Look at every line below and count those containing "chevron". Answer with the number only.
^^^^^^^^^^^^^^^^
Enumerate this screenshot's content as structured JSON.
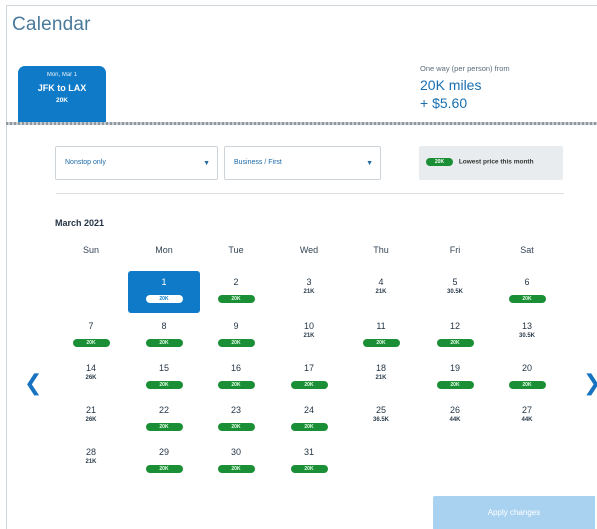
{
  "header": {
    "title": "Calendar"
  },
  "tab": {
    "date": "Mon, Mar 1",
    "route": "JFK to LAX",
    "miles": "20K"
  },
  "fare": {
    "label": "One way (per person) from",
    "miles": "20K miles",
    "tax": "+ $5.60"
  },
  "filters": {
    "stops": {
      "value": "Nonstop only"
    },
    "cabin": {
      "value": "Business / First"
    }
  },
  "legend": {
    "pill": "20K",
    "text": "Lowest price this month"
  },
  "calendar": {
    "month": "March 2021",
    "weekdays": [
      "Sun",
      "Mon",
      "Tue",
      "Wed",
      "Thu",
      "Fri",
      "Sat"
    ],
    "days": [
      {
        "day": "1",
        "price": "20K",
        "lowest": true,
        "selected": true
      },
      {
        "day": "2",
        "price": "20K",
        "lowest": true
      },
      {
        "day": "3",
        "price": "21K",
        "lowest": false
      },
      {
        "day": "4",
        "price": "21K",
        "lowest": false
      },
      {
        "day": "5",
        "price": "30.5K",
        "lowest": false
      },
      {
        "day": "6",
        "price": "20K",
        "lowest": true
      },
      {
        "day": "7",
        "price": "20K",
        "lowest": true
      },
      {
        "day": "8",
        "price": "20K",
        "lowest": true
      },
      {
        "day": "9",
        "price": "20K",
        "lowest": true
      },
      {
        "day": "10",
        "price": "21K",
        "lowest": false
      },
      {
        "day": "11",
        "price": "20K",
        "lowest": true
      },
      {
        "day": "12",
        "price": "20K",
        "lowest": true
      },
      {
        "day": "13",
        "price": "30.5K",
        "lowest": false
      },
      {
        "day": "14",
        "price": "26K",
        "lowest": false
      },
      {
        "day": "15",
        "price": "20K",
        "lowest": true
      },
      {
        "day": "16",
        "price": "20K",
        "lowest": true
      },
      {
        "day": "17",
        "price": "20K",
        "lowest": true
      },
      {
        "day": "18",
        "price": "21K",
        "lowest": false
      },
      {
        "day": "19",
        "price": "20K",
        "lowest": true
      },
      {
        "day": "20",
        "price": "20K",
        "lowest": true
      },
      {
        "day": "21",
        "price": "26K",
        "lowest": false
      },
      {
        "day": "22",
        "price": "20K",
        "lowest": true
      },
      {
        "day": "23",
        "price": "20K",
        "lowest": true
      },
      {
        "day": "24",
        "price": "20K",
        "lowest": true
      },
      {
        "day": "25",
        "price": "36.5K",
        "lowest": false
      },
      {
        "day": "26",
        "price": "44K",
        "lowest": false
      },
      {
        "day": "27",
        "price": "44K",
        "lowest": false
      },
      {
        "day": "28",
        "price": "21K",
        "lowest": false
      },
      {
        "day": "29",
        "price": "20K",
        "lowest": true
      },
      {
        "day": "30",
        "price": "20K",
        "lowest": true
      },
      {
        "day": "31",
        "price": "20K",
        "lowest": true
      }
    ]
  },
  "icons": {
    "prev": "chevron-left-icon",
    "next": "chevron-right-icon",
    "caret": "caret-down-icon"
  },
  "glyphs": {
    "prev": "❮",
    "next": "❯",
    "caret": "▼"
  },
  "colors": {
    "accent": "#0f7ac8",
    "lowest": "#1b8f36",
    "apply_disabled": "#a9d1f0"
  },
  "footer": {
    "apply_label": "Apply changes"
  }
}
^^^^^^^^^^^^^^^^
§ **OUTPUT FOR THIS EXERCISE**
2